With their eyes on exits they have a longer time frame than do public companies. The better run private equity firms know that whomever buys their companies from them will do so in order to increase the value of their acquisitions even further. These firms know that investing in management and infrastructure for the long-term will boost their own exit price so they look well beyond their own exits to building future value-creation opportunities.
Private Family Owned Companies
The time frame is even longer for private family owned companies. These owners aren’t looking at quarterly earnings, aren’t looking at exits, but look at creating wealth for their families over their own life-times and even over the life-times of generations to come.
As a result, these organizations are well positioned to make investments now that will produce returns much later. Thus these firms are especially well positioned to incubate long-run innovations.
The United States government was constituted to “establish Justice, insure domestic tranquility, provide for the common defense, promote the general welfare, and secure the blessings of liberty to ourselves and our posterity.” That’s the longest time frame of any of the organizations discussed here.
The government can and should have its eyes on “posterity”. The government can and should be investing in the long-term infrastructure that enables public companies, private equity backed companies and private family owned companies to prosper.
The overall implication is to point different organizations in different ways.
Don’t expect public companies to fund education and other infrastructure for the common good. That’s the government’s role.
Don’t expect private family companies to care about quarterly earnings. Those are distractions.
The regulations are in place. What’s not right is our mindset, the way we talk about things and where we’re pushing innovation. We should give up trying to change organizations’ natures and invest our time and energy in helping organizations do what they need to do to benefit society overall.
The main issue is innovation. We should not expect major public corporations to produce revolutionary innovations. They’re good at evolutionary innovation that yields incremental improvements, not game-altering step-changes. Instead, we should feed our investments in innovation to private companies that can take a longer-term view. Forget government-public partnerships. Move towards government-private partnerships. Their time frames are more closely aligned.
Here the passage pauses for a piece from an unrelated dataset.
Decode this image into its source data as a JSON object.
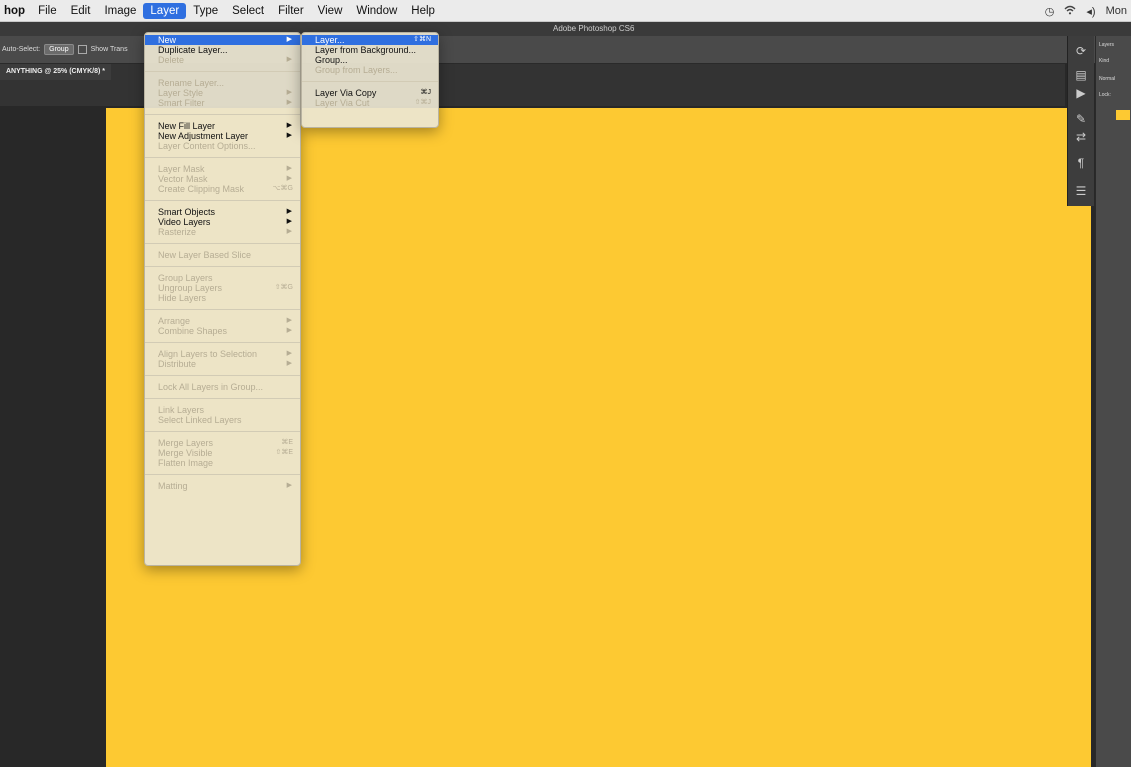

So public companies should focus on incremental evolutionary innovation to deliver quarterly results. Private organizations should focus on things that will produce returns during the appropriate time frames. The government should have its eye on posterity.